Normal moles tend to have a single shade of color – usually a single shade of brown, while melanoma lesions do not. Having a variety of colors is another warning signal of developing melanoma. In this case, a number of different shades of brown, tan, or black would appear on the skin and they may further change into red, white, or blue. Hence, a mole that has two or more colors may be cancerous.

‘D’ Stands for Diameter

Benign moles usually have a smaller diameter than malignant ones. Melanomas usually are larger in diameter than a speck of grain or sugar, but they may sometimes be smaller when first detected. Later, they may grow into large bulging lesions. Melanoma lesions are larger than most normal moles. For easier reference, a mole larger than a pencil eraser should always be inspected more closely by a doctor.

‘E’ Stands for Evolving

Normal moles usually do not change, even throughout a person's whole life.
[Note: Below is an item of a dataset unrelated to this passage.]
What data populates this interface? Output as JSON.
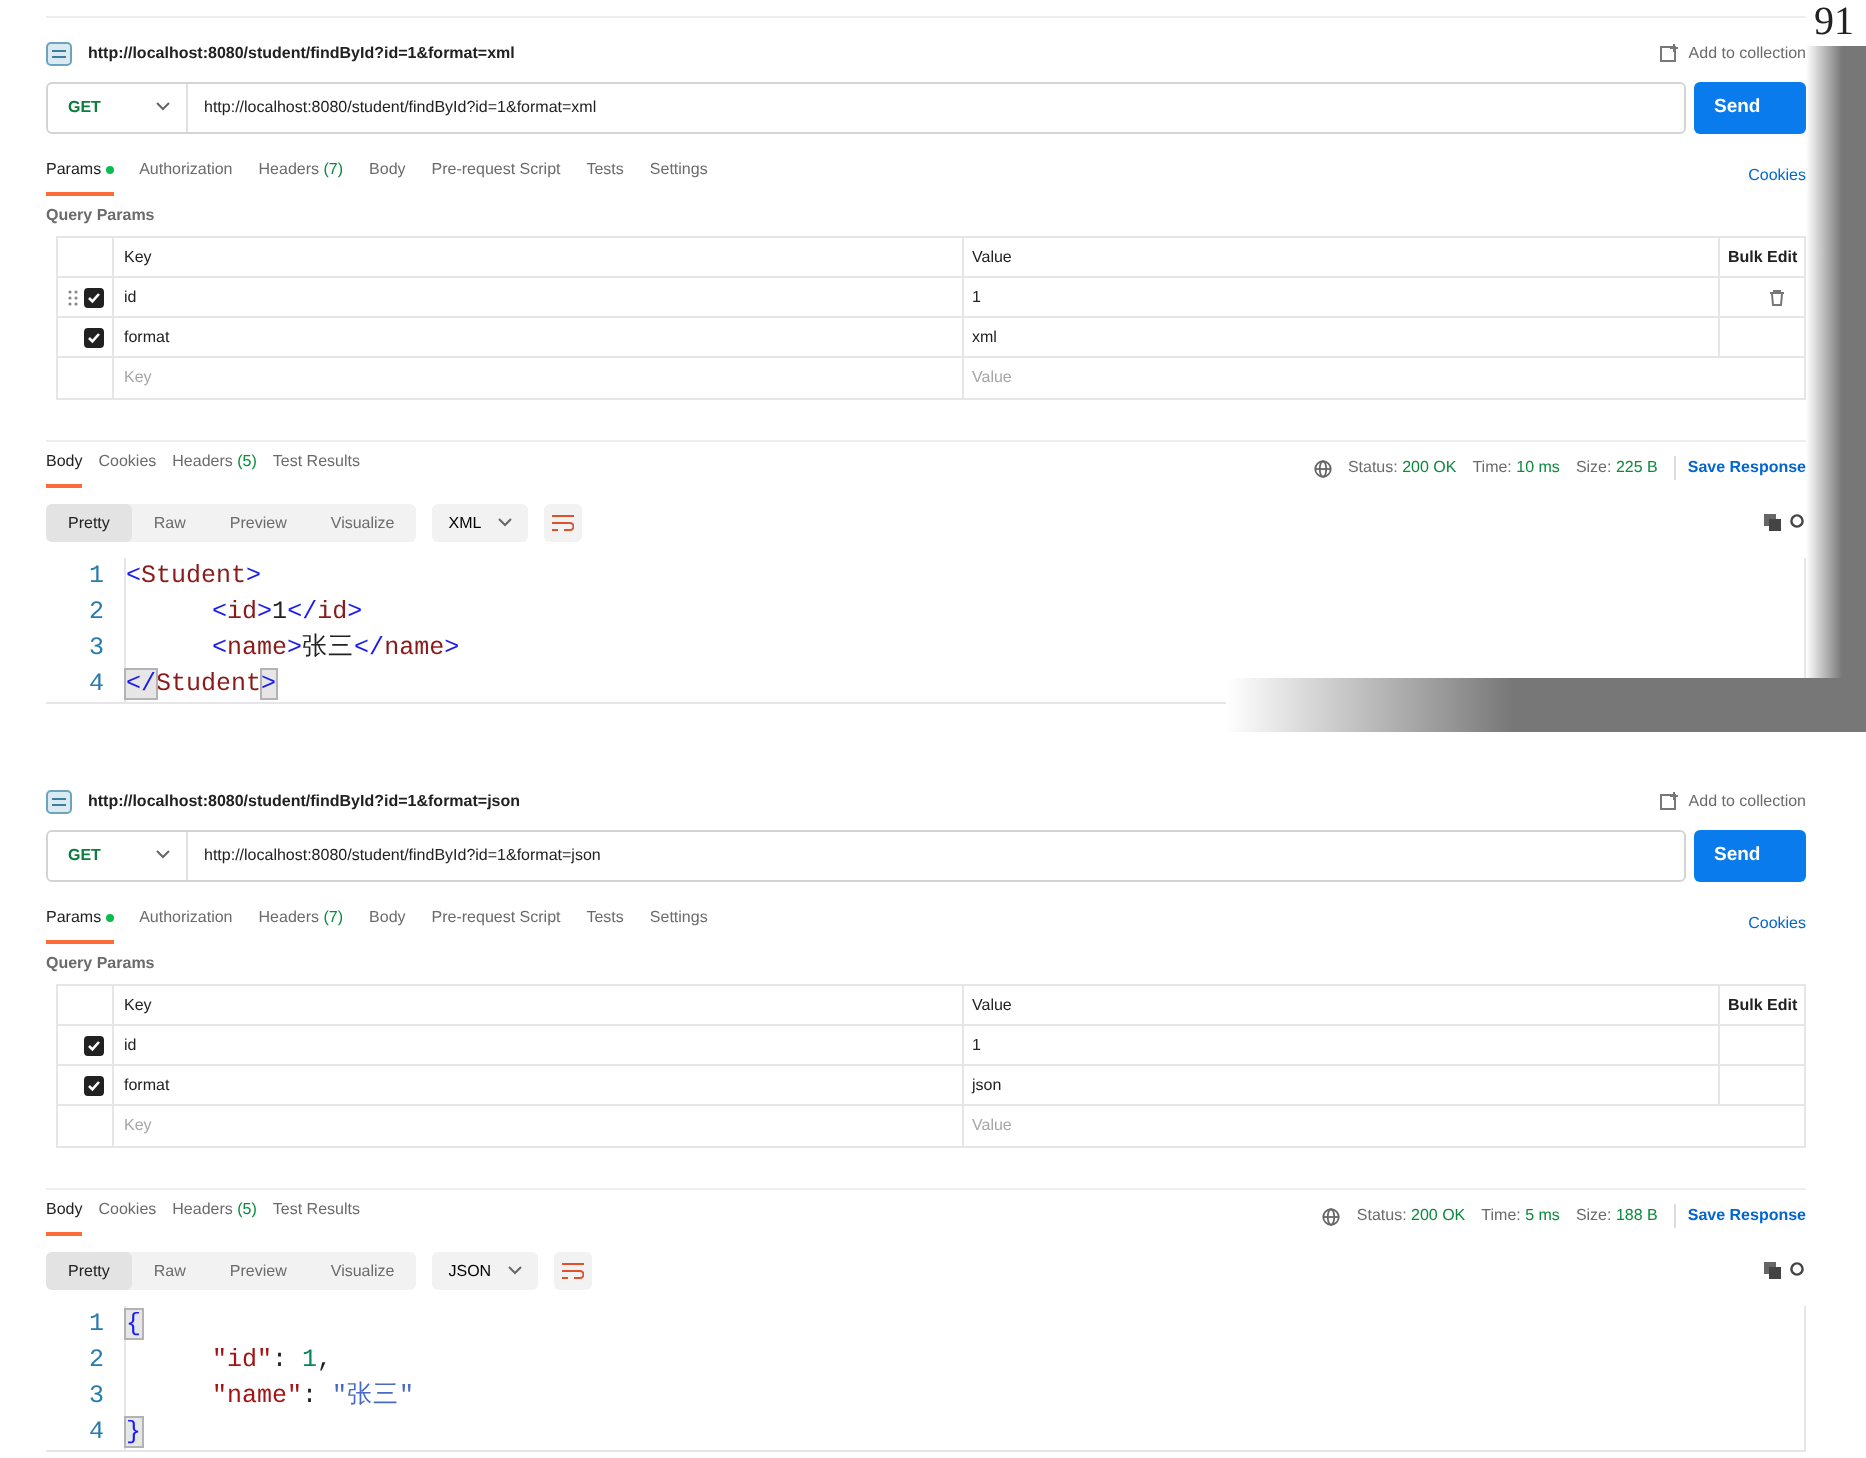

Melanoma lesions typically evolve and change over time. If you find that a mole has changed color, size, or appearance, it is important to have it checked right away as any change, be it in size, shape, color, elevation, or another trait can indicate something serious. Any new symptoms such as bleeding, itching, or crusting may point to danger that may lead to serious ill-effects and health hazards as well.

A person must always have their mole checked if it bleeds, forms crusts, or becomes itchy. Anyone who lives in an area with lots of sunshine, has a family history of melanoma, has a weak immune system, or frequently uses tanning booths should be aware that they are at an increased risk for melanoma. If one or more of these risk factors apply to you, you can save your life by learning to identify suspicious moles and being aware of the signs of melanoma.